··· Data provided
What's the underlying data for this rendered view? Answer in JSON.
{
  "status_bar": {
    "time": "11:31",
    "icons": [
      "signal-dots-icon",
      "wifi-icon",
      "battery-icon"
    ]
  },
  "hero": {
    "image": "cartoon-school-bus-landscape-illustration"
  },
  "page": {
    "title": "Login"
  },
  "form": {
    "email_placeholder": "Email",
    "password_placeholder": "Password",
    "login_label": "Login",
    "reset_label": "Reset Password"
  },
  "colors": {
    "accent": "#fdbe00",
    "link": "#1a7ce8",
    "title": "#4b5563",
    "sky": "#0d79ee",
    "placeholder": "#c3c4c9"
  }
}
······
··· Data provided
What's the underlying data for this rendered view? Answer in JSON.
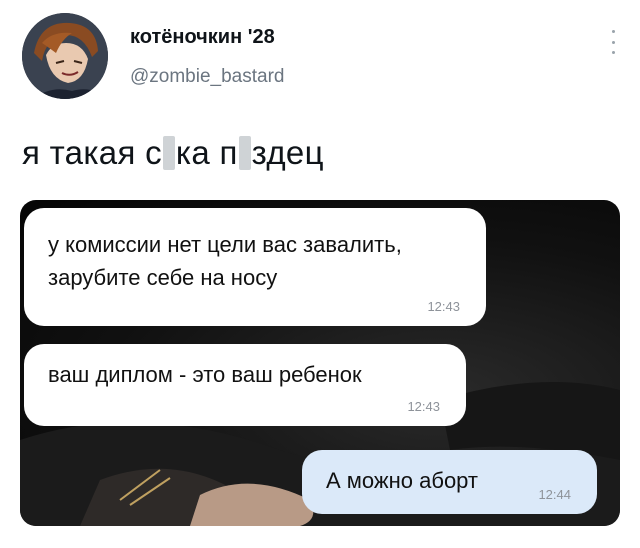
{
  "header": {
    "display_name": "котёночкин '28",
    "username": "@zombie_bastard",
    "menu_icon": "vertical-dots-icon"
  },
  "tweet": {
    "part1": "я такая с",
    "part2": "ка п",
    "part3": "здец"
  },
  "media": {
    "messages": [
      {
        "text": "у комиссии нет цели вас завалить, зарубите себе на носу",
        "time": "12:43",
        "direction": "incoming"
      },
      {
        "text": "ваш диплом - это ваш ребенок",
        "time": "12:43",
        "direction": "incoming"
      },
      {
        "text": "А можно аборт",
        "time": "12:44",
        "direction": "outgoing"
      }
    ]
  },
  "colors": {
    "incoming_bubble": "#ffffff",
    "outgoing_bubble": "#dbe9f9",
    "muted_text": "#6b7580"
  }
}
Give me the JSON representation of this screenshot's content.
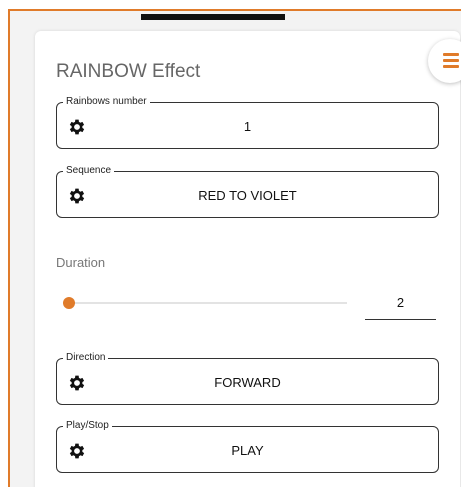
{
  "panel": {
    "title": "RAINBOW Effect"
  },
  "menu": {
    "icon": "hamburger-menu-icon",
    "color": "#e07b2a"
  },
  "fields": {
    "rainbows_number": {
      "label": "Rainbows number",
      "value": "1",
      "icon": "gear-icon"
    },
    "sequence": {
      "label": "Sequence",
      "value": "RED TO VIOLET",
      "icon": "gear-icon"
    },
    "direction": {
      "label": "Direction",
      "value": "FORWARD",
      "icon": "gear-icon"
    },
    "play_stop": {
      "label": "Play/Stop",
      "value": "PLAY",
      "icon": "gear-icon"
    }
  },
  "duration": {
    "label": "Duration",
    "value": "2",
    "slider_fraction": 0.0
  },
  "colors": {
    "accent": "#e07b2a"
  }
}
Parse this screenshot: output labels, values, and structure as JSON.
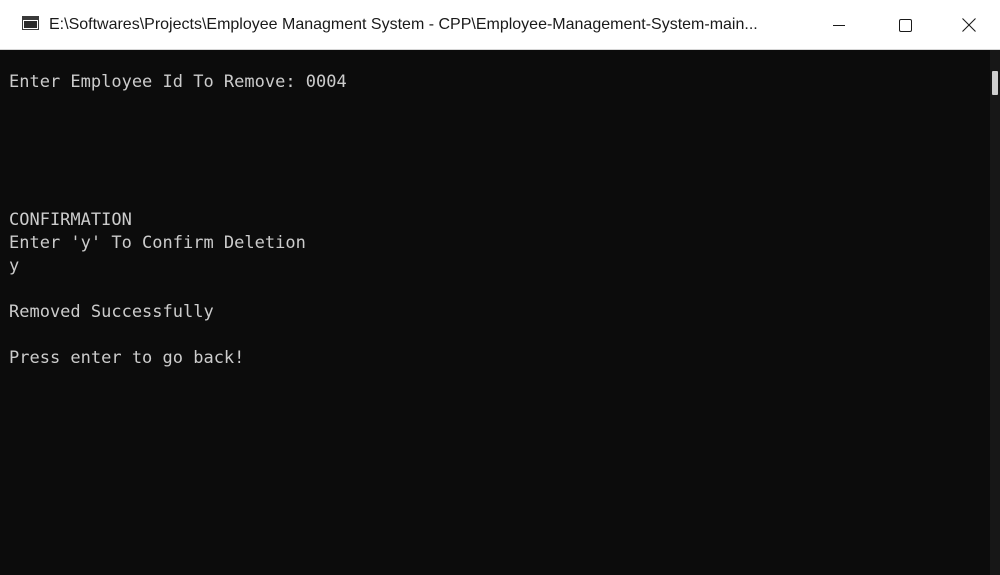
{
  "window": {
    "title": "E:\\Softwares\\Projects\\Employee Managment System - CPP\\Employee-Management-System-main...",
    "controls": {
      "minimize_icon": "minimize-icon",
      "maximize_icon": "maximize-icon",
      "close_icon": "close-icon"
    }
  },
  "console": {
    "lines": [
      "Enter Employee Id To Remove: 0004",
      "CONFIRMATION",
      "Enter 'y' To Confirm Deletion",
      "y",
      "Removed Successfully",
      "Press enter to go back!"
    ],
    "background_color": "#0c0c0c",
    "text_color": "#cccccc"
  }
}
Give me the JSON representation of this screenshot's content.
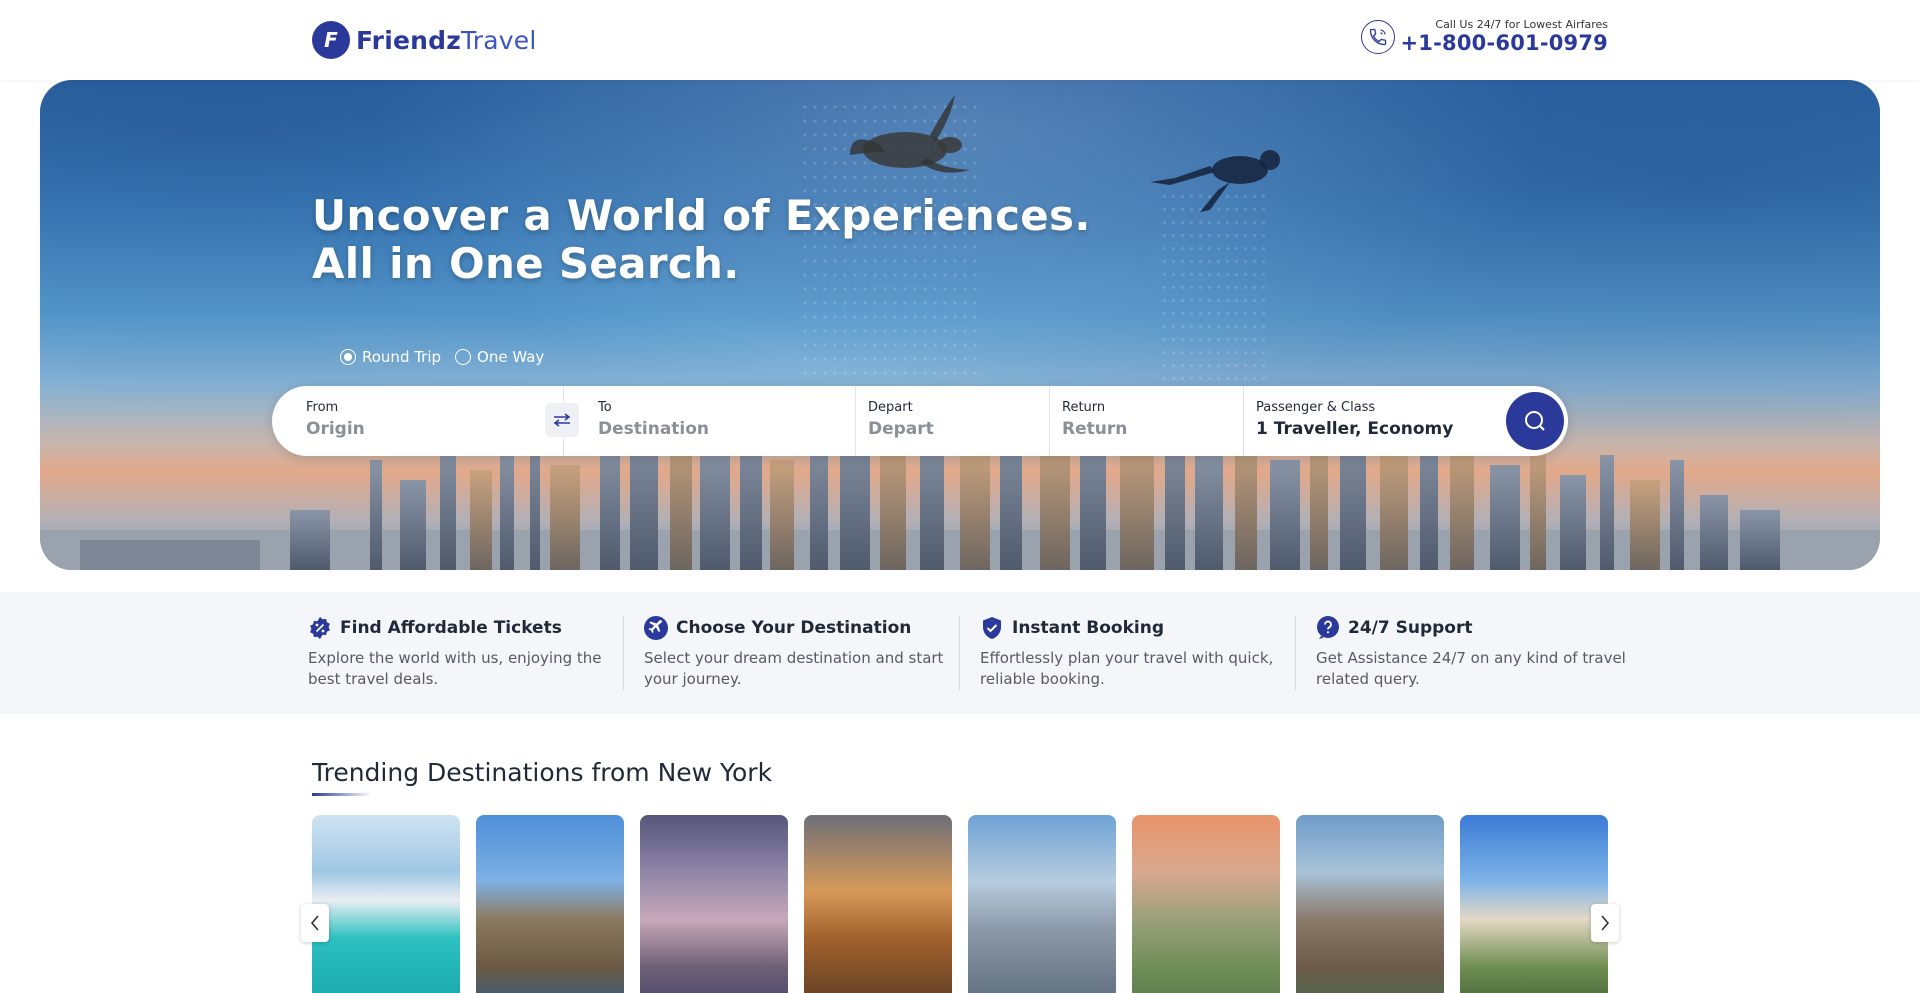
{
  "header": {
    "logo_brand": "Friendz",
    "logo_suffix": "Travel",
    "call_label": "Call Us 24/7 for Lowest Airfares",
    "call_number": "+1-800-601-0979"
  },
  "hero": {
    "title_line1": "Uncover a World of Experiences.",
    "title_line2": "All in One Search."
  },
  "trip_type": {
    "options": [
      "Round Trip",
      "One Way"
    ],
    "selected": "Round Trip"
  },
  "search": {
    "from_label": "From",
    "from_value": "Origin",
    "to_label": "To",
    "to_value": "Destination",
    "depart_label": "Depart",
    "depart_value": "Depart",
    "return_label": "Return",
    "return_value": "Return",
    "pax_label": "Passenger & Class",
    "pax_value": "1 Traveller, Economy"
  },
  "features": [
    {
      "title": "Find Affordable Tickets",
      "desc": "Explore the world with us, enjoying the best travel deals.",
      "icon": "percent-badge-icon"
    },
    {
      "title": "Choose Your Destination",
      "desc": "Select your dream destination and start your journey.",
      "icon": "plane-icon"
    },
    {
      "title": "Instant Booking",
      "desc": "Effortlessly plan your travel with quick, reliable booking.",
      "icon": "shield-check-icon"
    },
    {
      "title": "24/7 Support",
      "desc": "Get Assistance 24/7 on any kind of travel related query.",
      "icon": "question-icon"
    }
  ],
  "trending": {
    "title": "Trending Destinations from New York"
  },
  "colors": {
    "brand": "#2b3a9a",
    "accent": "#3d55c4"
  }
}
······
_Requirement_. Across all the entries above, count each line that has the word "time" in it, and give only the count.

_Response box_. 4